Culbert King, Patriarch in the Panguitch Stake, Garfield county, Utah was born January 31, 1836, in the State of New York. His parents joined the Church and moved to Illinois, where the family became intimately acquainted with the Prophet Joseph Smith.
They joined the general exodus of the Saints in 1846 and crossed the plains in 1851, settling at Fillmore, Millard county, where they built the first house erected at that place.
The subject of this sketch served as a soldier during the Indian troubles both in the Walker and the Black Hawk wars, but afterwards became a great friend to the Indians and quite proficient in speaking their language.
In 1863 he was called to Kanosh, where he acted as Bishop for fifteen years, after which he moved with his family to Circleville, Piute county, where he lived in the United Order for a number of years and also served as a member of the Bishopric there until the breaking up of the order. He then moved to Grass valley and in 1882 was made Bishop of the Marion Ward. From December, 1885, till June, 1886, he served as a prisoner in the Utah penitentiary for conscience sake. He labored as Bishop at Marion until 1901, when he was honorably released and ordained a Patriarch by Apostle Francis M. Lyman.

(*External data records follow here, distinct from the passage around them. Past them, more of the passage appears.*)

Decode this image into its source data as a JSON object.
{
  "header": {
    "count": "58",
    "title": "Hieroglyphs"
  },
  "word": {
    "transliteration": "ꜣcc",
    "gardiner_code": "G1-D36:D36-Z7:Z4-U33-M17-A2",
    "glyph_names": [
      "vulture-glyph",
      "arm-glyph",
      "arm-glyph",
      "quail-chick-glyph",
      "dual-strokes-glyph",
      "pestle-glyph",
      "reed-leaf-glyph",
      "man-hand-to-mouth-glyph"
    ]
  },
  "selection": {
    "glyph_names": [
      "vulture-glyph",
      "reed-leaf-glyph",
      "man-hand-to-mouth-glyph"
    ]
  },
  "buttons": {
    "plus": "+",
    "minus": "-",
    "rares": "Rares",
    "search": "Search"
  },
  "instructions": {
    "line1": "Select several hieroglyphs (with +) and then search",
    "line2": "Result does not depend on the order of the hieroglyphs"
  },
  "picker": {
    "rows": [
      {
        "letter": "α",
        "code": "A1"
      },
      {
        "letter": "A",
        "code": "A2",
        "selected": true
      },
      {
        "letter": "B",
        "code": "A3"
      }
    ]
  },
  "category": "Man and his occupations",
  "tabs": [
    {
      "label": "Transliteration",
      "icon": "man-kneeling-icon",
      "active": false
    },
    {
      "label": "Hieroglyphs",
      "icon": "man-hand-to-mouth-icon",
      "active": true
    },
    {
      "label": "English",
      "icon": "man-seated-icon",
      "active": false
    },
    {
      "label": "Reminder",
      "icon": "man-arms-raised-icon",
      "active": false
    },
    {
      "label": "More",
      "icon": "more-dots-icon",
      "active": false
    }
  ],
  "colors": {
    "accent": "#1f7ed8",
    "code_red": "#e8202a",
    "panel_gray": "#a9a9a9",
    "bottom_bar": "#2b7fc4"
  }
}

Patriarch King was ever true and staunch friend to the cause of truth, kind to his family and loyal to the Priesthood of God.
Culbert came to Utah in 1851 in the Vincent Shurtliff company. He was a bishop of Petersburg for 4 years, of Kanosh for 16 years and of Marion ward for 22 years. He was a counselor to the bishop in Kingston for 6 years
In 1860, Culbert had a household of 4, a real wealth of $160, and a personal wealth of $715.
In 1870, Culbert had a household of 5, a real wealth of $400, and a personal wealth of $1000.
Farmer — 1870